→ **Task description**:
Identify each line in the records below that contains the word "DORA", and copy it.

→ **Study material**:
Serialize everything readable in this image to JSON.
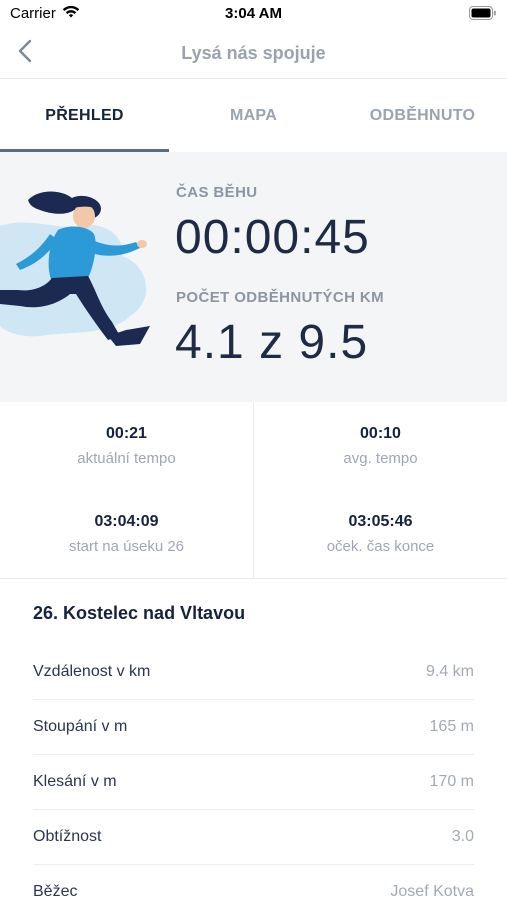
{
  "status_bar": {
    "carrier": "Carrier",
    "time": "3:04 AM"
  },
  "nav": {
    "title": "Lysá nás spojuje",
    "back_icon": "chevron-left-icon"
  },
  "tabs": [
    {
      "label": "PŘEHLED",
      "active": true
    },
    {
      "label": "MAPA",
      "active": false
    },
    {
      "label": "ODBĚHNUTO",
      "active": false
    }
  ],
  "hero": {
    "time_label": "ČAS BĚHU",
    "time_value": "00:00:45",
    "km_label": "POČET ODBĚHNUTÝCH KM",
    "km_done": "4.1",
    "km_sep": "z",
    "km_total": "9.5"
  },
  "stats": [
    {
      "value": "00:21",
      "label": "aktuální tempo"
    },
    {
      "value": "00:10",
      "label": "avg. tempo"
    },
    {
      "value": "03:04:09",
      "label": "start na úseku 26"
    },
    {
      "value": "03:05:46",
      "label": "oček. čas konce"
    }
  ],
  "section": {
    "title": "26. Kostelec nad Vltavou",
    "rows": [
      {
        "label": "Vzdálenost v km",
        "value": "9.4 km"
      },
      {
        "label": "Stoupání v m",
        "value": "165 m"
      },
      {
        "label": "Klesání v m",
        "value": "170 m"
      },
      {
        "label": "Obtížnost",
        "value": "3.0"
      },
      {
        "label": "Běžec",
        "value": "Josef Kotva"
      }
    ]
  },
  "colors": {
    "accent": "#16233d",
    "muted": "#9aa3b0",
    "hero_bg": "#f3f5f7",
    "runner_blue": "#2d9ad8",
    "runner_navy": "#1c2a52"
  }
}
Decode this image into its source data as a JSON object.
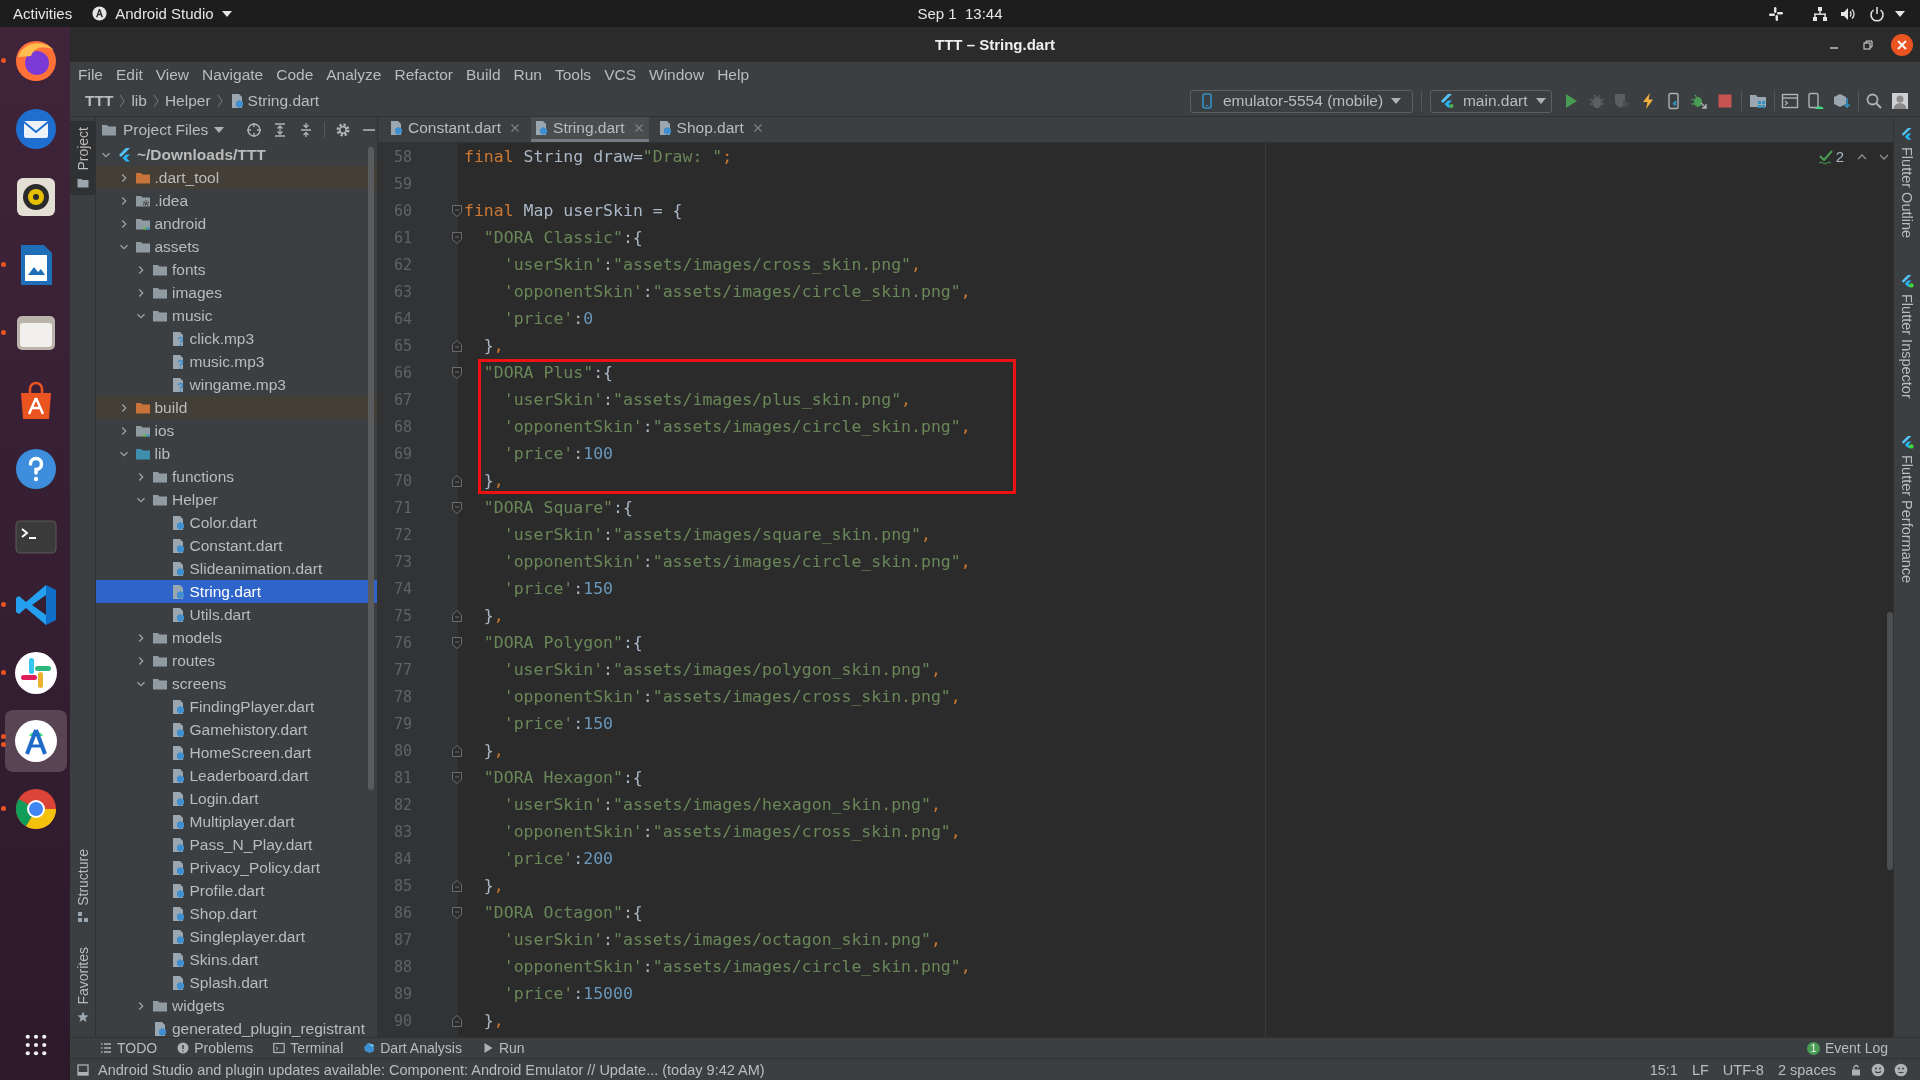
{
  "top_bar": {
    "activities": "Activities",
    "app_menu": "Android Studio",
    "clock": "Sep 1  13:44"
  },
  "dock": {
    "apps": [
      {
        "kind": "fox",
        "selected": false,
        "running": true,
        "multiple": false
      },
      {
        "kind": "mail",
        "selected": false,
        "running": false,
        "multiple": false
      },
      {
        "kind": "speaker",
        "selected": false,
        "running": false,
        "multiple": false
      },
      {
        "kind": "writer",
        "selected": false,
        "running": true,
        "multiple": false
      },
      {
        "kind": "files",
        "selected": false,
        "running": true,
        "multiple": false
      },
      {
        "kind": "store",
        "selected": false,
        "running": false,
        "multiple": false
      },
      {
        "kind": "help",
        "selected": false,
        "running": false,
        "multiple": false
      },
      {
        "kind": "terminal",
        "selected": false,
        "running": false,
        "multiple": false
      },
      {
        "kind": "code",
        "selected": false,
        "running": true,
        "multiple": false
      },
      {
        "kind": "chat",
        "selected": false,
        "running": true,
        "multiple": false
      },
      {
        "kind": "studio",
        "selected": true,
        "running": true,
        "multiple": true
      },
      {
        "kind": "wheel",
        "selected": false,
        "running": true,
        "multiple": false
      }
    ]
  },
  "window": {
    "title": "TTT – String.dart"
  },
  "menu": [
    "File",
    "Edit",
    "View",
    "Navigate",
    "Code",
    "Analyze",
    "Refactor",
    "Build",
    "Run",
    "Tools",
    "VCS",
    "Window",
    "Help"
  ],
  "breadcrumb": [
    {
      "kind": "project",
      "label": "TTT"
    },
    {
      "kind": "folder",
      "label": "lib"
    },
    {
      "kind": "folder",
      "label": "Helper"
    },
    {
      "kind": "file",
      "label": "String.dart"
    }
  ],
  "toolbar": {
    "device": "emulator-5554 (mobile)",
    "config": "main.dart",
    "buttons": [
      {
        "kind": "run",
        "disabled": false
      },
      {
        "kind": "debug",
        "disabled": true
      },
      {
        "kind": "coverage",
        "disabled": true
      },
      {
        "kind": "reload",
        "disabled": false
      },
      {
        "kind": "devtools",
        "disabled": false
      },
      {
        "kind": "attach",
        "disabled": false
      },
      {
        "kind": "stop",
        "disabled": false
      },
      {
        "kind": "structure",
        "disabled": false
      },
      {
        "kind": "console",
        "disabled": false
      },
      {
        "kind": "avd",
        "disabled": false
      },
      {
        "kind": "sdk",
        "disabled": false
      },
      {
        "kind": "search",
        "disabled": false
      },
      {
        "kind": "account",
        "disabled": false
      }
    ]
  },
  "left_strip": {
    "top": [
      {
        "kind": "folder",
        "label": "Project",
        "selected": true
      }
    ],
    "bottom": [
      {
        "kind": "structure",
        "label": "Structure",
        "selected": false
      },
      {
        "kind": "star",
        "label": "Favorites",
        "selected": false
      }
    ]
  },
  "project_panel": {
    "view": "Project Files",
    "tree": [
      {
        "label": "~/Downloads/TTT",
        "kind": "project",
        "expanded": true,
        "selected": false,
        "children": [
          {
            "label": ".dart_tool",
            "kind": "excluded",
            "expanded": false,
            "selected": false
          },
          {
            "label": ".idea",
            "kind": "config",
            "expanded": false,
            "selected": false
          },
          {
            "label": "android",
            "kind": "module",
            "expanded": false,
            "selected": false
          },
          {
            "label": "assets",
            "kind": "folder",
            "expanded": true,
            "selected": false,
            "children": [
              {
                "label": "fonts",
                "kind": "folder",
                "expanded": false,
                "selected": false
              },
              {
                "label": "images",
                "kind": "folder",
                "expanded": false,
                "selected": false
              },
              {
                "label": "music",
                "kind": "folder",
                "expanded": true,
                "selected": false,
                "children": [
                  {
                    "label": "click.mp3",
                    "kind": "unknown",
                    "selected": false
                  },
                  {
                    "label": "music.mp3",
                    "kind": "unknown",
                    "selected": false
                  },
                  {
                    "label": "wingame.mp3",
                    "kind": "unknown",
                    "selected": false
                  }
                ]
              }
            ]
          },
          {
            "label": "build",
            "kind": "excluded",
            "expanded": false,
            "selected": false
          },
          {
            "label": "ios",
            "kind": "module",
            "expanded": false,
            "selected": false
          },
          {
            "label": "lib",
            "kind": "source",
            "expanded": true,
            "selected": false,
            "children": [
              {
                "label": "functions",
                "kind": "folder",
                "expanded": false,
                "selected": false
              },
              {
                "label": "Helper",
                "kind": "folder",
                "expanded": true,
                "selected": false,
                "children": [
                  {
                    "label": "Color.dart",
                    "kind": "dart",
                    "selected": false
                  },
                  {
                    "label": "Constant.dart",
                    "kind": "dart",
                    "selected": false
                  },
                  {
                    "label": "Slideanimation.dart",
                    "kind": "dart",
                    "selected": false
                  },
                  {
                    "label": "String.dart",
                    "kind": "dart",
                    "selected": true
                  },
                  {
                    "label": "Utils.dart",
                    "kind": "dart",
                    "selected": false
                  }
                ]
              },
              {
                "label": "models",
                "kind": "folder",
                "expanded": false,
                "selected": false
              },
              {
                "label": "routes",
                "kind": "folder",
                "expanded": false,
                "selected": false
              },
              {
                "label": "screens",
                "kind": "folder",
                "expanded": true,
                "selected": false,
                "children": [
                  {
                    "label": "FindingPlayer.dart",
                    "kind": "dart",
                    "selected": false
                  },
                  {
                    "label": "Gamehistory.dart",
                    "kind": "dart",
                    "selected": false
                  },
                  {
                    "label": "HomeScreen.dart",
                    "kind": "dart",
                    "selected": false
                  },
                  {
                    "label": "Leaderboard.dart",
                    "kind": "dart",
                    "selected": false
                  },
                  {
                    "label": "Login.dart",
                    "kind": "dart",
                    "selected": false
                  },
                  {
                    "label": "Multiplayer.dart",
                    "kind": "dart",
                    "selected": false
                  },
                  {
                    "label": "Pass_N_Play.dart",
                    "kind": "dart",
                    "selected": false
                  },
                  {
                    "label": "Privacy_Policy.dart",
                    "kind": "dart",
                    "selected": false
                  },
                  {
                    "label": "Profile.dart",
                    "kind": "dart",
                    "selected": false
                  },
                  {
                    "label": "Shop.dart",
                    "kind": "dart",
                    "selected": false
                  },
                  {
                    "label": "Singleplayer.dart",
                    "kind": "dart",
                    "selected": false
                  },
                  {
                    "label": "Skins.dart",
                    "kind": "dart",
                    "selected": false
                  },
                  {
                    "label": "Splash.dart",
                    "kind": "dart",
                    "selected": false
                  }
                ]
              },
              {
                "label": "widgets",
                "kind": "folder",
                "expanded": false,
                "selected": false
              },
              {
                "label": "generated_plugin_registrant",
                "kind": "dart",
                "selected": false
              }
            ]
          }
        ]
      }
    ]
  },
  "editor": {
    "tabs": [
      {
        "label": "Constant.dart",
        "selected": false
      },
      {
        "label": "String.dart",
        "selected": true
      },
      {
        "label": "Shop.dart",
        "selected": false
      }
    ],
    "inspections": "2",
    "lines": [
      {
        "number": "58",
        "kind": "plain",
        "boxed": false,
        "tokens": [
          {
            "kind": "keyword",
            "text": "final"
          },
          {
            "kind": "plain",
            "text": " String draw="
          },
          {
            "kind": "string",
            "text": "\"Draw: \""
          },
          {
            "kind": "punct",
            "text": ";"
          }
        ]
      },
      {
        "number": "59",
        "kind": "plain",
        "boxed": false
      },
      {
        "number": "60",
        "kind": "opener",
        "boxed": false,
        "tokens": [
          {
            "kind": "keyword",
            "text": "final"
          },
          {
            "kind": "plain",
            "text": " Map userSkin = {"
          }
        ]
      },
      {
        "number": "61",
        "kind": "opener",
        "boxed": false,
        "tokens": [
          {
            "kind": "string",
            "text": "  \"DORA Classic\""
          },
          {
            "kind": "plain",
            "text": ":{"
          }
        ]
      },
      {
        "number": "62",
        "kind": "plain",
        "boxed": false,
        "tokens": [
          {
            "kind": "string",
            "text": "    'userSkin'"
          },
          {
            "kind": "plain",
            "text": ":"
          },
          {
            "kind": "string",
            "text": "\"assets/images/cross_skin.png\""
          },
          {
            "kind": "punct",
            "text": ","
          }
        ]
      },
      {
        "number": "63",
        "kind": "plain",
        "boxed": false,
        "tokens": [
          {
            "kind": "string",
            "text": "    'opponentSkin'"
          },
          {
            "kind": "plain",
            "text": ":"
          },
          {
            "kind": "string",
            "text": "\"assets/images/circle_skin.png\""
          },
          {
            "kind": "punct",
            "text": ","
          }
        ]
      },
      {
        "number": "64",
        "kind": "plain",
        "boxed": false,
        "tokens": [
          {
            "kind": "string",
            "text": "    'price'"
          },
          {
            "kind": "plain",
            "text": ":"
          },
          {
            "kind": "number",
            "text": "0"
          }
        ]
      },
      {
        "number": "65",
        "kind": "closer",
        "boxed": false,
        "tokens": [
          {
            "kind": "plain",
            "text": "  }"
          },
          {
            "kind": "punct",
            "text": ","
          }
        ]
      },
      {
        "number": "66",
        "kind": "opener",
        "boxed": true,
        "tokens": [
          {
            "kind": "string",
            "text": "  \"DORA Plus\""
          },
          {
            "kind": "plain",
            "text": ":{"
          }
        ]
      },
      {
        "number": "67",
        "kind": "plain",
        "boxed": true,
        "tokens": [
          {
            "kind": "string",
            "text": "    'userSkin'"
          },
          {
            "kind": "plain",
            "text": ":"
          },
          {
            "kind": "string",
            "text": "\"assets/images/plus_skin.png\""
          },
          {
            "kind": "punct",
            "text": ","
          }
        ]
      },
      {
        "number": "68",
        "kind": "plain",
        "boxed": true,
        "tokens": [
          {
            "kind": "string",
            "text": "    'opponentSkin'"
          },
          {
            "kind": "plain",
            "text": ":"
          },
          {
            "kind": "string",
            "text": "\"assets/images/circle_skin.png\""
          },
          {
            "kind": "punct",
            "text": ","
          }
        ]
      },
      {
        "number": "69",
        "kind": "plain",
        "boxed": true,
        "tokens": [
          {
            "kind": "string",
            "text": "    'price'"
          },
          {
            "kind": "plain",
            "text": ":"
          },
          {
            "kind": "number",
            "text": "100"
          }
        ]
      },
      {
        "number": "70",
        "kind": "closer",
        "boxed": true,
        "tokens": [
          {
            "kind": "plain",
            "text": "  }"
          },
          {
            "kind": "punct",
            "text": ","
          }
        ]
      },
      {
        "number": "71",
        "kind": "opener",
        "boxed": false,
        "tokens": [
          {
            "kind": "string",
            "text": "  \"DORA Square\""
          },
          {
            "kind": "plain",
            "text": ":{"
          }
        ]
      },
      {
        "number": "72",
        "kind": "plain",
        "boxed": false,
        "tokens": [
          {
            "kind": "string",
            "text": "    'userSkin'"
          },
          {
            "kind": "plain",
            "text": ":"
          },
          {
            "kind": "string",
            "text": "\"assets/images/square_skin.png\""
          },
          {
            "kind": "punct",
            "text": ","
          }
        ]
      },
      {
        "number": "73",
        "kind": "plain",
        "boxed": false,
        "tokens": [
          {
            "kind": "string",
            "text": "    'opponentSkin'"
          },
          {
            "kind": "plain",
            "text": ":"
          },
          {
            "kind": "string",
            "text": "\"assets/images/circle_skin.png\""
          },
          {
            "kind": "punct",
            "text": ","
          }
        ]
      },
      {
        "number": "74",
        "kind": "plain",
        "boxed": false,
        "tokens": [
          {
            "kind": "string",
            "text": "    'price'"
          },
          {
            "kind": "plain",
            "text": ":"
          },
          {
            "kind": "number",
            "text": "150"
          }
        ]
      },
      {
        "number": "75",
        "kind": "closer",
        "boxed": false,
        "tokens": [
          {
            "kind": "plain",
            "text": "  }"
          },
          {
            "kind": "punct",
            "text": ","
          }
        ]
      },
      {
        "number": "76",
        "kind": "opener",
        "boxed": false,
        "tokens": [
          {
            "kind": "string",
            "text": "  \"DORA Polygon\""
          },
          {
            "kind": "plain",
            "text": ":{"
          }
        ]
      },
      {
        "number": "77",
        "kind": "plain",
        "boxed": false,
        "tokens": [
          {
            "kind": "string",
            "text": "    'userSkin'"
          },
          {
            "kind": "plain",
            "text": ":"
          },
          {
            "kind": "string",
            "text": "\"assets/images/polygon_skin.png\""
          },
          {
            "kind": "punct",
            "text": ","
          }
        ]
      },
      {
        "number": "78",
        "kind": "plain",
        "boxed": false,
        "tokens": [
          {
            "kind": "string",
            "text": "    'opponentSkin'"
          },
          {
            "kind": "plain",
            "text": ":"
          },
          {
            "kind": "string",
            "text": "\"assets/images/cross_skin.png\""
          },
          {
            "kind": "punct",
            "text": ","
          }
        ]
      },
      {
        "number": "79",
        "kind": "plain",
        "boxed": false,
        "tokens": [
          {
            "kind": "string",
            "text": "    'price'"
          },
          {
            "kind": "plain",
            "text": ":"
          },
          {
            "kind": "number",
            "text": "150"
          }
        ]
      },
      {
        "number": "80",
        "kind": "closer",
        "boxed": false,
        "tokens": [
          {
            "kind": "plain",
            "text": "  }"
          },
          {
            "kind": "punct",
            "text": ","
          }
        ]
      },
      {
        "number": "81",
        "kind": "opener",
        "boxed": false,
        "tokens": [
          {
            "kind": "string",
            "text": "  \"DORA Hexagon\""
          },
          {
            "kind": "plain",
            "text": ":{"
          }
        ]
      },
      {
        "number": "82",
        "kind": "plain",
        "boxed": false,
        "tokens": [
          {
            "kind": "string",
            "text": "    'userSkin'"
          },
          {
            "kind": "plain",
            "text": ":"
          },
          {
            "kind": "string",
            "text": "\"assets/images/hexagon_skin.png\""
          },
          {
            "kind": "punct",
            "text": ","
          }
        ]
      },
      {
        "number": "83",
        "kind": "plain",
        "boxed": false,
        "tokens": [
          {
            "kind": "string",
            "text": "    'opponentSkin'"
          },
          {
            "kind": "plain",
            "text": ":"
          },
          {
            "kind": "string",
            "text": "\"assets/images/cross_skin.png\""
          },
          {
            "kind": "punct",
            "text": ","
          }
        ]
      },
      {
        "number": "84",
        "kind": "plain",
        "boxed": false,
        "tokens": [
          {
            "kind": "string",
            "text": "    'price'"
          },
          {
            "kind": "plain",
            "text": ":"
          },
          {
            "kind": "number",
            "text": "200"
          }
        ]
      },
      {
        "number": "85",
        "kind": "closer",
        "boxed": false,
        "tokens": [
          {
            "kind": "plain",
            "text": "  }"
          },
          {
            "kind": "punct",
            "text": ","
          }
        ]
      },
      {
        "number": "86",
        "kind": "opener",
        "boxed": false,
        "tokens": [
          {
            "kind": "string",
            "text": "  \"DORA Octagon\""
          },
          {
            "kind": "plain",
            "text": ":{"
          }
        ]
      },
      {
        "number": "87",
        "kind": "plain",
        "boxed": false,
        "tokens": [
          {
            "kind": "string",
            "text": "    'userSkin'"
          },
          {
            "kind": "plain",
            "text": ":"
          },
          {
            "kind": "string",
            "text": "\"assets/images/octagon_skin.png\""
          },
          {
            "kind": "punct",
            "text": ","
          }
        ]
      },
      {
        "number": "88",
        "kind": "plain",
        "boxed": false,
        "tokens": [
          {
            "kind": "string",
            "text": "    'opponentSkin'"
          },
          {
            "kind": "plain",
            "text": ":"
          },
          {
            "kind": "string",
            "text": "\"assets/images/circle_skin.png\""
          },
          {
            "kind": "punct",
            "text": ","
          }
        ]
      },
      {
        "number": "89",
        "kind": "plain",
        "boxed": false,
        "tokens": [
          {
            "kind": "string",
            "text": "    'price'"
          },
          {
            "kind": "plain",
            "text": ":"
          },
          {
            "kind": "number",
            "text": "15000"
          }
        ]
      },
      {
        "number": "90",
        "kind": "closer",
        "boxed": false,
        "tokens": [
          {
            "kind": "plain",
            "text": "  }"
          },
          {
            "kind": "punct",
            "text": ","
          }
        ]
      }
    ]
  },
  "right_strip": [
    {
      "label": "Flutter Outline",
      "status_dot": false
    },
    {
      "label": "Flutter Inspector",
      "status_dot": true
    },
    {
      "label": "Flutter Performance",
      "status_dot": true
    }
  ],
  "tool_bar": {
    "items": [
      {
        "kind": "list",
        "label": "TODO"
      },
      {
        "kind": "info",
        "label": "Problems"
      },
      {
        "kind": "console",
        "label": "Terminal"
      },
      {
        "kind": "dart",
        "label": "Dart Analysis"
      },
      {
        "kind": "play",
        "label": "Run"
      }
    ],
    "event_log": {
      "label": "Event Log",
      "count": "1"
    }
  },
  "status_bar": {
    "message": "Android Studio and plugin updates available: Component: Android Emulator // Update... (today 9:42 AM)",
    "position": "15:1",
    "line_ending": "LF",
    "encoding": "UTF-8",
    "indent": "2 spaces"
  }
}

→ **Solved problem**:
            "text": "  \"DORA Classic\""
            "text": "  \"DORA Plus\""
            "text": "  \"DORA Square\""
            "text": "  \"DORA Polygon\""
            "text": "  \"DORA Hexagon\""
            "text": "  \"DORA Octagon\""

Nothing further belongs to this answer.